(Dataset items)
##############################
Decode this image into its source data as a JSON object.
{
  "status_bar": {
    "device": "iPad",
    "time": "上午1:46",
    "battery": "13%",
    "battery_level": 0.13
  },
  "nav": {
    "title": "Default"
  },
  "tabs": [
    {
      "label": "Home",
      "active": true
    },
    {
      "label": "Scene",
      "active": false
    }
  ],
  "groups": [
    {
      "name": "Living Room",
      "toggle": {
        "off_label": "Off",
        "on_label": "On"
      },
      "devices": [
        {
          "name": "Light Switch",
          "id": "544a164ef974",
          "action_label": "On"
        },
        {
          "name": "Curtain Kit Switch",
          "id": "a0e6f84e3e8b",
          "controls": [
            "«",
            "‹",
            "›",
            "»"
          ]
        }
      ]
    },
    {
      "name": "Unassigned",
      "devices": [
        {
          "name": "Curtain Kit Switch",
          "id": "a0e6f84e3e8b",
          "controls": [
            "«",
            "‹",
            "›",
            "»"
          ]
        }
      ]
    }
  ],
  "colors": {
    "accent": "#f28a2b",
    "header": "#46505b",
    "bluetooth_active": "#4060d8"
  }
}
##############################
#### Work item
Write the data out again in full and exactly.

#### Result for this task
Decode this image into its source data as a JSON object.
{
  "status_bar": {
    "device": "iPad",
    "time": "上午1:46",
    "battery": "13%",
    "battery_level": 0.13
  },
  "nav": {
    "title": "Default"
  },
  "tabs": [
    {
      "label": "Home",
      "active": true
    },
    {
      "label": "Scene",
      "active": false
    }
  ],
  "groups": [
    {
      "name": "Living Room",
      "toggle": {
        "off_label": "Off",
        "on_label": "On"
      },
      "devices": [
        {
          "name": "Light Switch",
          "id": "544a164ef974",
          "action_label": "On"
        },
        {
          "name": "Curtain Kit Switch",
          "id": "a0e6f84e3e8b",
          "controls": [
            "«",
            "‹",
            "›",
            "»"
          ]
        }
      ]
    },
    {
      "name": "Unassigned",
      "devices": [
        {
          "name": "Curtain Kit Switch",
          "id": "a0e6f84e3e8b",
          "controls": [
            "«",
            "‹",
            "›",
            "»"
          ]
        }
      ]
    }
  ],
  "colors": {
    "accent": "#f28a2b",
    "header": "#46505b",
    "bluetooth_active": "#4060d8"
  }
}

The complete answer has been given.